YOUR INSTRUCTIONS
Among the entries below, please show each line that carries the word "author".

(Records from a data source)
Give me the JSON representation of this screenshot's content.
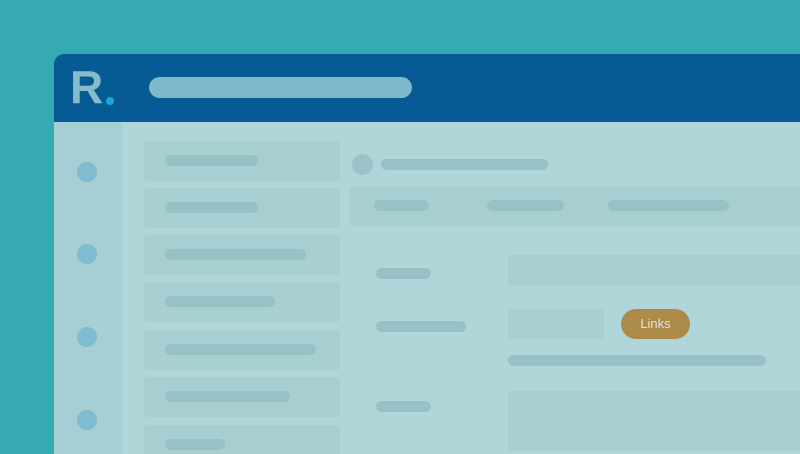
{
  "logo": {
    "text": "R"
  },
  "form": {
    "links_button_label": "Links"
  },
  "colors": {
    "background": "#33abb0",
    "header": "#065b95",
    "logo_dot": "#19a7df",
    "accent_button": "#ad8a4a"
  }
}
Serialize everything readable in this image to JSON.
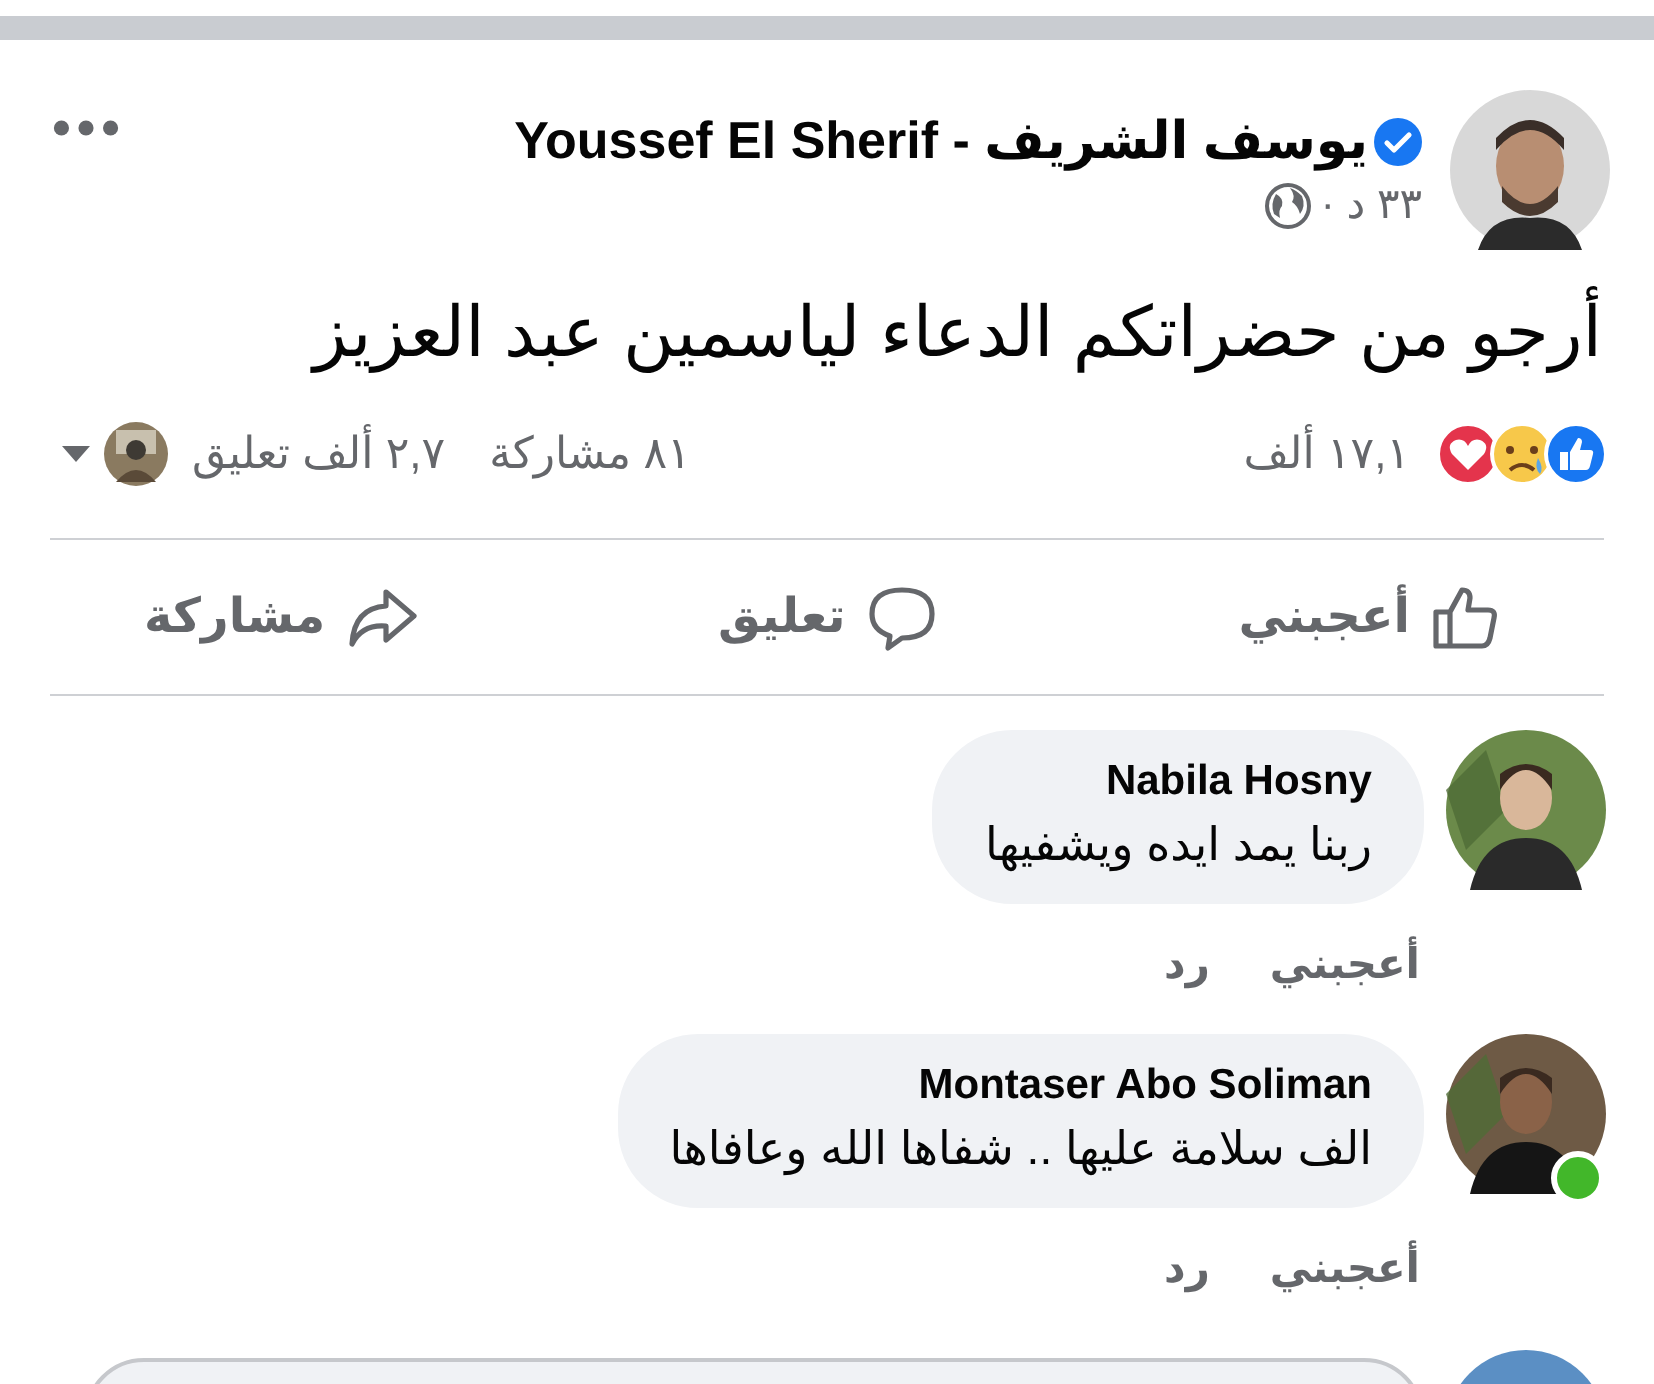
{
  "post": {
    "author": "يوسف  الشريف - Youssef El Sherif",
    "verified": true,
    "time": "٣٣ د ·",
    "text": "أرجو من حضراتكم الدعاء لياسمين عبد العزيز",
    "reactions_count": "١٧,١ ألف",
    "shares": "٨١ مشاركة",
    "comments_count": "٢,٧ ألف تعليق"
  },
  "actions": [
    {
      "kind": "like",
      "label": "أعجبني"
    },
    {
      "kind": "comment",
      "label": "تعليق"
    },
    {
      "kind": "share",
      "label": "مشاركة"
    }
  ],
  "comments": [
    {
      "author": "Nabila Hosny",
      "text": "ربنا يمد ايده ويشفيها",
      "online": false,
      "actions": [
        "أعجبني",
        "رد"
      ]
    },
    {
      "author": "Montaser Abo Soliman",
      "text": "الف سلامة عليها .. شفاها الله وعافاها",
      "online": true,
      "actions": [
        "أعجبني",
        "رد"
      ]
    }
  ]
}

TASK ANSWER
    "author": "يوسف  الشريف - Youssef El Sherif",
      "author": "Nabila Hosny",
      "author": "Montaser Abo Soliman",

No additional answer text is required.